Current treatment options for facial angiofibromas include destructive approaches such as dermabrasion, surgical excision, and laser therapy. A more targeted therapeutic approach is needed because current therapies are not effective in preventing early lesions and therefore may have less than satisfactory outcomes.
How do you get rid of angiofibromas?
shave or punch biopsy (removing part of the angiofibroma) electrosurgery (using an electrical device to destroy the angiofibroma) topical application of sirolimus (also called rapamycin which is an mTOR inhibitor) for multiple angiofibromas associated with tuberous sclerosis complex.
Is a nevus a hamartoma?
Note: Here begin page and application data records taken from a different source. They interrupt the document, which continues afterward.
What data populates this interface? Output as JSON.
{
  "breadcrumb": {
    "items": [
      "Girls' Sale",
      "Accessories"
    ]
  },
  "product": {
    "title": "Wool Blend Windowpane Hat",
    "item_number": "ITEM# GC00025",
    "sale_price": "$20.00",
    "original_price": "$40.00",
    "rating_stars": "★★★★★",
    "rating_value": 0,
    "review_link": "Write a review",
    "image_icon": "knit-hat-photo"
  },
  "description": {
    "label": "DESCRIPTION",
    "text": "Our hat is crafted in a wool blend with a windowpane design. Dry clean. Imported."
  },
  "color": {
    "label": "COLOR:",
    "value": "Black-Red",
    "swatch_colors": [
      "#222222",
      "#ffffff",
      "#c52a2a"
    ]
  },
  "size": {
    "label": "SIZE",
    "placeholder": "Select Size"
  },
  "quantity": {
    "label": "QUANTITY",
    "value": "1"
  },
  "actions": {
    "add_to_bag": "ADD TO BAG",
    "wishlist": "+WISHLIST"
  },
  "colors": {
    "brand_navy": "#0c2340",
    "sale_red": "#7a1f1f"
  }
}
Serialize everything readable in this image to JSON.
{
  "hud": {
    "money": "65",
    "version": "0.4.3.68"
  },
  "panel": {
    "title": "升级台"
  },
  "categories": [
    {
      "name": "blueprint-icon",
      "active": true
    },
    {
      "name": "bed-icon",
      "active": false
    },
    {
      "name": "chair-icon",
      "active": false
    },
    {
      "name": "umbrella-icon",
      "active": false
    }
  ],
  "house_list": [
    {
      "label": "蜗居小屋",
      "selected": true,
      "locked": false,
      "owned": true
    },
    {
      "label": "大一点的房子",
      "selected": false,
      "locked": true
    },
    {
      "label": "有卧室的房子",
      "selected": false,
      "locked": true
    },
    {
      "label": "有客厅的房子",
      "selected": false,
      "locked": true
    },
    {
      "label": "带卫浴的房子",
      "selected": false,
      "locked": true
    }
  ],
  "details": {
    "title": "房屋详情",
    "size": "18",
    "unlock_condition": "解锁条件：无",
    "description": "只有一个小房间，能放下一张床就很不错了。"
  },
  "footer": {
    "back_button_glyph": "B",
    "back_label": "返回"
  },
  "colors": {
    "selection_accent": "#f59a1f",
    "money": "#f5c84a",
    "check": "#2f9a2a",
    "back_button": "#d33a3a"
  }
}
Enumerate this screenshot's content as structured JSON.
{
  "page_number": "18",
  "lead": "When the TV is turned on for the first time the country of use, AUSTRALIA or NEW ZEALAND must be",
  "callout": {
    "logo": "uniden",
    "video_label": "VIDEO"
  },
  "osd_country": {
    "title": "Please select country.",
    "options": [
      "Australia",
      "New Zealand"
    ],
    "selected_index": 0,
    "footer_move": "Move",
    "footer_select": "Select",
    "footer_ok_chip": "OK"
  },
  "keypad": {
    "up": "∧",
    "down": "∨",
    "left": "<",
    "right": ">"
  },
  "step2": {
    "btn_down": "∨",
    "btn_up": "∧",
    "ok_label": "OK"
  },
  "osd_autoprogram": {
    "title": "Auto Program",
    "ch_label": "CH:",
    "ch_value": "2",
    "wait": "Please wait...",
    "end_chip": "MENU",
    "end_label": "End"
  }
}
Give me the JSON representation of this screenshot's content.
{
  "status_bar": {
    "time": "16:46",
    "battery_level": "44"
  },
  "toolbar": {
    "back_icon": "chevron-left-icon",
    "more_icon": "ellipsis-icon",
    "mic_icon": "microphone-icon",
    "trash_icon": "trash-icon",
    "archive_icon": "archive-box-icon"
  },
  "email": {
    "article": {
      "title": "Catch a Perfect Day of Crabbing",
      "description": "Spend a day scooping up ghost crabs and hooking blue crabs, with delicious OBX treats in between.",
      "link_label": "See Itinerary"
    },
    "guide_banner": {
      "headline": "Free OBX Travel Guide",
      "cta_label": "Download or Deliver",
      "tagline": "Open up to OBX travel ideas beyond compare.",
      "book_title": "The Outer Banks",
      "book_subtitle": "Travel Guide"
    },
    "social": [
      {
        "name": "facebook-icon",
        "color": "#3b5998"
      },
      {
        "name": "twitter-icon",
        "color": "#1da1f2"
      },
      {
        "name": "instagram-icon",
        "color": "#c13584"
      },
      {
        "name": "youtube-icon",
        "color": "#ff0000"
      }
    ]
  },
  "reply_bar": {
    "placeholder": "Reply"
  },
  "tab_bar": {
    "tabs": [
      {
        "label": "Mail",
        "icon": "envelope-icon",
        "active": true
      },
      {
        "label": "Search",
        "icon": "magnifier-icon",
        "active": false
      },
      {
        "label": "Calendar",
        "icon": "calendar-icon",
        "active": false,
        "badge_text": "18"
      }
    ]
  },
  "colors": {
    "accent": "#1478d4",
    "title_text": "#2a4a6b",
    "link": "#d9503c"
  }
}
Connective tissue nevi are hamartomas that typically present at birth or during early childhood as firm, flesh-colored papules, nodules, or plaques. They may be solitary or multiple and occur in a grouped, linear, or irregular distribution.
What is Nevus of Ito?
Nevus of Ito is a unilateral, benign, dermal melanocytosis that presents as a darkly pigmented patch on the side of the neck and shoulder in the distribution of the posterior supraclavicular and lateral cutaneous brachial nerves.
Is the term insanity a medical or legal term?
[in-san´ĭ-te] a medically obsolete term for mental derangement or disorder. Insanity is now a purely legal term, denoting a condition due to which a person lacks criminal responsibility for a crime and therefore cannot be convicted of it.
Where does storiform collagenoma occur in the body?
Storiform collagenoma is a rare tumor, which originates from the proliferation of fibroblasts that show increased production of type-I collagen. It is usually found in the face, neck and extremities, but it can also appear in the trunk, scalp and, less frequently, in the oral mucosa and the nail bed …
What are some facts and facts about insanity?
The straight facts about insanity are these: it has been in use in English since the late 16th century, for the first two hundred years or so carrying only the literal meaning “the condition of being mentally deranged.” In the 19th century it began to take on a looser sense, “extreme folly or unreasonableness.”
What’s the definition of insanity according to Albert Einstein?
An oft-quoted bon mot (frequently attributed to Albert Einstein, Benjamin Franklin, or a number of other people who probably never said it) is that insanity may be defined as “doing the same thing over and over and expecting different results.” While the job of lexicographers might be easier if they were allowed to use witty sayings instead of